WORK TO COMPLETE:
Please filter the entries and return only the lines that include "this".

### INFORMATION SHOWN

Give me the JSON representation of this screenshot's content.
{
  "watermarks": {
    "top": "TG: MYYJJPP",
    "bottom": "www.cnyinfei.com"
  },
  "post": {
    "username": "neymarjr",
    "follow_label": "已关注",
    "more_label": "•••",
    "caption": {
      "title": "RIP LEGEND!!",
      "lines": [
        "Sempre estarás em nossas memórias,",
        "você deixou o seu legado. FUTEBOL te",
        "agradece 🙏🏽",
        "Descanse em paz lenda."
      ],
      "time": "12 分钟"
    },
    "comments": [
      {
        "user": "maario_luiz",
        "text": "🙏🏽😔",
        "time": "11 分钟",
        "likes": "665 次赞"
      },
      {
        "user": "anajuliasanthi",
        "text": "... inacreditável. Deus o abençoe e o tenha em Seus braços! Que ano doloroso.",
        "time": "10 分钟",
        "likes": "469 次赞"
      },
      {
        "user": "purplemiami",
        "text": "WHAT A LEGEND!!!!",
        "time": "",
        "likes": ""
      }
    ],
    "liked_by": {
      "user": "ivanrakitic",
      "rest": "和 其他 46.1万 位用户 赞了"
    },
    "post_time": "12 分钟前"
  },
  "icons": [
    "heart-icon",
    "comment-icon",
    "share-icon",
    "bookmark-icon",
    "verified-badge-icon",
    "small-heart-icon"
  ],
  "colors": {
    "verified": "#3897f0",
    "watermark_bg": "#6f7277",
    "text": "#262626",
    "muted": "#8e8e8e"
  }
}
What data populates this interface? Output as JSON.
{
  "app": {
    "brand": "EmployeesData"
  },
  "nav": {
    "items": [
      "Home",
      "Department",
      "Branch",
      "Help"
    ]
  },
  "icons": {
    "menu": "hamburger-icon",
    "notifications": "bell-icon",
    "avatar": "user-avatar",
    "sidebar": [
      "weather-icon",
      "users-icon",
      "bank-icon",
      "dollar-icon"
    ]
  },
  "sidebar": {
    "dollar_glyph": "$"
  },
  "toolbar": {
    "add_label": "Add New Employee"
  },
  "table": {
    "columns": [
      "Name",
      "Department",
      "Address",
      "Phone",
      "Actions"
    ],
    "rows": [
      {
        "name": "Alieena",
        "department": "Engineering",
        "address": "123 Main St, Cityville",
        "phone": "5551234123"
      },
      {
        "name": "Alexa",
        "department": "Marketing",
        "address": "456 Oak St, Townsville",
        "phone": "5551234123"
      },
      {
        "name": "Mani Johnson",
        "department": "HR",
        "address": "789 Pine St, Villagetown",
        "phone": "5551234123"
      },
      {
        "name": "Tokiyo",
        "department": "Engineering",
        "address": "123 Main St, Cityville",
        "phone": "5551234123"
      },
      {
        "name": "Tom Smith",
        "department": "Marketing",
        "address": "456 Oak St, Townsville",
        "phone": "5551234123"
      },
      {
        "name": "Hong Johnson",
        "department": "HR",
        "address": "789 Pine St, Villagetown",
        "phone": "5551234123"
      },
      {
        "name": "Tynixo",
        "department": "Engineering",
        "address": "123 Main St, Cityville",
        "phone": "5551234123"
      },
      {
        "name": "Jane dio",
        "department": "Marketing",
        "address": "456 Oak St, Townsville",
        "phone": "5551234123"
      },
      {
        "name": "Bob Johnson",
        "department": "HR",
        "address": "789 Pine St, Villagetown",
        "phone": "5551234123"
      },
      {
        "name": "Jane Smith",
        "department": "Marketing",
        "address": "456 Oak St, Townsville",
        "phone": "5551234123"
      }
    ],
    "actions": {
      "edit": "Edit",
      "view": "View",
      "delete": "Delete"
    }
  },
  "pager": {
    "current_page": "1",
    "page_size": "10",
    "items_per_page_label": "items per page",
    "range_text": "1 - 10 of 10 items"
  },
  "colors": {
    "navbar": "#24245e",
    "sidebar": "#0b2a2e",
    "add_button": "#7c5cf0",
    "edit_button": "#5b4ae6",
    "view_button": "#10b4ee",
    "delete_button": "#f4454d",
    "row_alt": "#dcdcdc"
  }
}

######

WRITTEN ANSWER:
Give me the JSON representation of this screenshot's content.
What data populates this interface? Output as JSON.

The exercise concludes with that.